# [What you have to do]
In the listing below, find each line containing "value" and report it.
___ Provided records
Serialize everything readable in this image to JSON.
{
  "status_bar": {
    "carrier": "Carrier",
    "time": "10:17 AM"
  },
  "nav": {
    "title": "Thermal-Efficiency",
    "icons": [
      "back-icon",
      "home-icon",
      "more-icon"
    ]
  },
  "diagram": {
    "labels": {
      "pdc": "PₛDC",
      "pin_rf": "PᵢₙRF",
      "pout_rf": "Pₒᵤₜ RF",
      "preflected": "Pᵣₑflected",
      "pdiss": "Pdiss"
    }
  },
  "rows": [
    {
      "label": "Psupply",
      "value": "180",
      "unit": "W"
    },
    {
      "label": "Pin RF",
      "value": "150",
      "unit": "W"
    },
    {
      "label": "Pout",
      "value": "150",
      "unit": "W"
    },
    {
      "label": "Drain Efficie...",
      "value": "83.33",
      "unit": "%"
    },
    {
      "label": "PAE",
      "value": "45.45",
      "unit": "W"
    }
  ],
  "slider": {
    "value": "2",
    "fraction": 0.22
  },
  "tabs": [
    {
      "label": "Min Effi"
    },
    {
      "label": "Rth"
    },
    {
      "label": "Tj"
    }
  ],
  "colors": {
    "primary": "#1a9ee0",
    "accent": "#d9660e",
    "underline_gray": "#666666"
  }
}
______
# [Answer section]
      "value": "180",
      "value": "150",
      "value": "150",
      "value": "83.33",
      "value": "45.45",
    "value": "2",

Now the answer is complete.